* **ACTIVITY**
You are asked to write out the full listing exactly as it stands.

• • • •

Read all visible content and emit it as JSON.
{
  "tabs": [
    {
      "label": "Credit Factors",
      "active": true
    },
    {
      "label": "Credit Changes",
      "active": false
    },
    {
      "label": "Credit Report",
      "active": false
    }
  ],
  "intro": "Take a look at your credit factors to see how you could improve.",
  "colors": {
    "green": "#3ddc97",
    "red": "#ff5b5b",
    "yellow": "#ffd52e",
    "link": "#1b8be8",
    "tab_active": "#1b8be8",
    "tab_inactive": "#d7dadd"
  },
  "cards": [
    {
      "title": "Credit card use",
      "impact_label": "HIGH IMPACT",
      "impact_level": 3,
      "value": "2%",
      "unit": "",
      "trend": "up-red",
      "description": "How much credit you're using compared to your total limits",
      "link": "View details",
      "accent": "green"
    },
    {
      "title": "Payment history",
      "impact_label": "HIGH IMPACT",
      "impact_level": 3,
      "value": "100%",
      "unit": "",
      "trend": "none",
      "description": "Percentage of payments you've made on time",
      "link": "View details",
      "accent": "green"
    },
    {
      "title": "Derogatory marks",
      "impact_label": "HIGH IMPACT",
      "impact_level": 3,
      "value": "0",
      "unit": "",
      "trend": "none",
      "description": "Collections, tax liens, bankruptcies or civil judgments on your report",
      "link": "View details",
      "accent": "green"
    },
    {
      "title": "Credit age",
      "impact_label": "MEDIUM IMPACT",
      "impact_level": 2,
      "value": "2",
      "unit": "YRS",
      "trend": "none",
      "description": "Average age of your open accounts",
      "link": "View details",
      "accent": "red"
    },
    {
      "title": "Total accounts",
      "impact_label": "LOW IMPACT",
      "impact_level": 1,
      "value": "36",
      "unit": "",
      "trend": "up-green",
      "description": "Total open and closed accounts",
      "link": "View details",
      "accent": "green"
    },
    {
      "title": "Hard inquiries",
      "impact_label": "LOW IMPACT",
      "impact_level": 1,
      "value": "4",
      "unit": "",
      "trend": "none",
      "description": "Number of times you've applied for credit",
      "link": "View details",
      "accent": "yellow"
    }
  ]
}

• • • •

* **OUTPUT OF THE EXERCISE**
Read all visible content and emit it as JSON.
{
  "tabs": [
    {
      "label": "Credit Factors",
      "active": true
    },
    {
      "label": "Credit Changes",
      "active": false
    },
    {
      "label": "Credit Report",
      "active": false
    }
  ],
  "intro": "Take a look at your credit factors to see how you could improve.",
  "colors": {
    "green": "#3ddc97",
    "red": "#ff5b5b",
    "yellow": "#ffd52e",
    "link": "#1b8be8",
    "tab_active": "#1b8be8",
    "tab_inactive": "#d7dadd"
  },
  "cards": [
    {
      "title": "Credit card use",
      "impact_label": "HIGH IMPACT",
      "impact_level": 3,
      "value": "2%",
      "unit": "",
      "trend": "up-red",
      "description": "How much credit you're using compared to your total limits",
      "link": "View details",
      "accent": "green"
    },
    {
      "title": "Payment history",
      "impact_label": "HIGH IMPACT",
      "impact_level": 3,
      "value": "100%",
      "unit": "",
      "trend": "none",
      "description": "Percentage of payments you've made on time",
      "link": "View details",
      "accent": "green"
    },
    {
      "title": "Derogatory marks",
      "impact_label": "HIGH IMPACT",
      "impact_level": 3,
      "value": "0",
      "unit": "",
      "trend": "none",
      "description": "Collections, tax liens, bankruptcies or civil judgments on your report",
      "link": "View details",
      "accent": "green"
    },
    {
      "title": "Credit age",
      "impact_label": "MEDIUM IMPACT",
      "impact_level": 2,
      "value": "2",
      "unit": "YRS",
      "trend": "none",
      "description": "Average age of your open accounts",
      "link": "View details",
      "accent": "red"
    },
    {
      "title": "Total accounts",
      "impact_label": "LOW IMPACT",
      "impact_level": 1,
      "value": "36",
      "unit": "",
      "trend": "up-green",
      "description": "Total open and closed accounts",
      "link": "View details",
      "accent": "green"
    },
    {
      "title": "Hard inquiries",
      "impact_label": "LOW IMPACT",
      "impact_level": 1,
      "value": "4",
      "unit": "",
      "trend": "none",
      "description": "Number of times you've applied for credit",
      "link": "View details",
      "accent": "yellow"
    }
  ]
}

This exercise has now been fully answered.